▶ _THE PROBLEM_
Copy the data exactly.

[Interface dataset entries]
== == ==

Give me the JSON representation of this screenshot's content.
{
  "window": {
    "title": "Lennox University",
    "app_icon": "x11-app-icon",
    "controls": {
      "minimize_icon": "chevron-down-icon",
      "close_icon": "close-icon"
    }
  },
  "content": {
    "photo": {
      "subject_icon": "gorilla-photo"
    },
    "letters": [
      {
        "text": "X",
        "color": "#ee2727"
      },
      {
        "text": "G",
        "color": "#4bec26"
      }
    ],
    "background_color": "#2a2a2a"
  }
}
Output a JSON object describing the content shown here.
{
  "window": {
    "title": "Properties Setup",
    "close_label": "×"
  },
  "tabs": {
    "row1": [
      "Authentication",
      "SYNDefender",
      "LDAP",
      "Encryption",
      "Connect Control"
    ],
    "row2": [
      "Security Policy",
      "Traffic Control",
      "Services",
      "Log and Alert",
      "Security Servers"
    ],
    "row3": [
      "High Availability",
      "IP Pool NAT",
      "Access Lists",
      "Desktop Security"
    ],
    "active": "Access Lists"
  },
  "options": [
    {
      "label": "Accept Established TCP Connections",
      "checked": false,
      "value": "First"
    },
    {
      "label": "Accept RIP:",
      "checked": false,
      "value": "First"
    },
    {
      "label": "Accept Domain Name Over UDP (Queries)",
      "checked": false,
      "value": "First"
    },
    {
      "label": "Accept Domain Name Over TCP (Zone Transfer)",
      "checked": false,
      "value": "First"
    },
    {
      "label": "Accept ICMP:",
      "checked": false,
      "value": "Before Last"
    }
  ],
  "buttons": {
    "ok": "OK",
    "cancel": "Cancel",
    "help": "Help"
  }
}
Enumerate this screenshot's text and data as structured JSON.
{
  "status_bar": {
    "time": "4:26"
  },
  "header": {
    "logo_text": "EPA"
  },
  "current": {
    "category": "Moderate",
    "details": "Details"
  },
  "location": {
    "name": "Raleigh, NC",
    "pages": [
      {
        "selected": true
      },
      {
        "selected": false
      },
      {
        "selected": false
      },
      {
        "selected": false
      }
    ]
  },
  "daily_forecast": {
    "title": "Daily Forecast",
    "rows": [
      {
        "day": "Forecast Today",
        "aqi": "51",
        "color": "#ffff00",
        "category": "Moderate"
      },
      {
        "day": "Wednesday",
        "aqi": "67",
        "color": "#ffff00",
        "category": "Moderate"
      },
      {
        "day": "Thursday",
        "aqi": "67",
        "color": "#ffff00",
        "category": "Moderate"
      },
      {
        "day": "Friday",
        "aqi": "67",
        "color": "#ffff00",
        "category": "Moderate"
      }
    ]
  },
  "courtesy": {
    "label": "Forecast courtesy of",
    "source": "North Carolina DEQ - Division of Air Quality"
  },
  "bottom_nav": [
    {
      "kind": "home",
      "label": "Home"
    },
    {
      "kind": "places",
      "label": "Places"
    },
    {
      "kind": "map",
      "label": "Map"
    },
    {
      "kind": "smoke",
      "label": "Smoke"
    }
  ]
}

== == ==

▶ _OUTPUT OF THE EXERCISE_
Give me the JSON representation of this screenshot's content.
{
  "window": {
    "title": "Lennox University",
    "app_icon": "x11-app-icon",
    "controls": {
      "minimize_icon": "chevron-down-icon",
      "close_icon": "close-icon"
    }
  },
  "content": {
    "photo": {
      "subject_icon": "gorilla-photo"
    },
    "letters": [
      {
        "text": "X",
        "color": "#ee2727"
      },
      {
        "text": "G",
        "color": "#4bec26"
      }
    ],
    "background_color": "#2a2a2a"
  }
}
Output a JSON object describing the content shown here.
{
  "window": {
    "title": "Properties Setup",
    "close_label": "×"
  },
  "tabs": {
    "row1": [
      "Authentication",
      "SYNDefender",
      "LDAP",
      "Encryption",
      "Connect Control"
    ],
    "row2": [
      "Security Policy",
      "Traffic Control",
      "Services",
      "Log and Alert",
      "Security Servers"
    ],
    "row3": [
      "High Availability",
      "IP Pool NAT",
      "Access Lists",
      "Desktop Security"
    ],
    "active": "Access Lists"
  },
  "options": [
    {
      "label": "Accept Established TCP Connections",
      "checked": false,
      "value": "First"
    },
    {
      "label": "Accept RIP:",
      "checked": false,
      "value": "First"
    },
    {
      "label": "Accept Domain Name Over UDP (Queries)",
      "checked": false,
      "value": "First"
    },
    {
      "label": "Accept Domain Name Over TCP (Zone Transfer)",
      "checked": false,
      "value": "First"
    },
    {
      "label": "Accept ICMP:",
      "checked": false,
      "value": "Before Last"
    }
  ],
  "buttons": {
    "ok": "OK",
    "cancel": "Cancel",
    "help": "Help"
  }
}
Enumerate this screenshot's text and data as structured JSON.
{
  "status_bar": {
    "time": "4:26"
  },
  "header": {
    "logo_text": "EPA"
  },
  "current": {
    "category": "Moderate",
    "details": "Details"
  },
  "location": {
    "name": "Raleigh, NC",
    "pages": [
      {
        "selected": true
      },
      {
        "selected": false
      },
      {
        "selected": false
      },
      {
        "selected": false
      }
    ]
  },
  "daily_forecast": {
    "title": "Daily Forecast",
    "rows": [
      {
        "day": "Forecast Today",
        "aqi": "51",
        "color": "#ffff00",
        "category": "Moderate"
      },
      {
        "day": "Wednesday",
        "aqi": "67",
        "color": "#ffff00",
        "category": "Moderate"
      },
      {
        "day": "Thursday",
        "aqi": "67",
        "color": "#ffff00",
        "category": "Moderate"
      },
      {
        "day": "Friday",
        "aqi": "67",
        "color": "#ffff00",
        "category": "Moderate"
      }
    ]
  },
  "courtesy": {
    "label": "Forecast courtesy of",
    "source": "North Carolina DEQ - Division of Air Quality"
  },
  "bottom_nav": [
    {
      "kind": "home",
      "label": "Home"
    },
    {
      "kind": "places",
      "label": "Places"
    },
    {
      "kind": "map",
      "label": "Map"
    },
    {
      "kind": "smoke",
      "label": "Smoke"
    }
  ]
}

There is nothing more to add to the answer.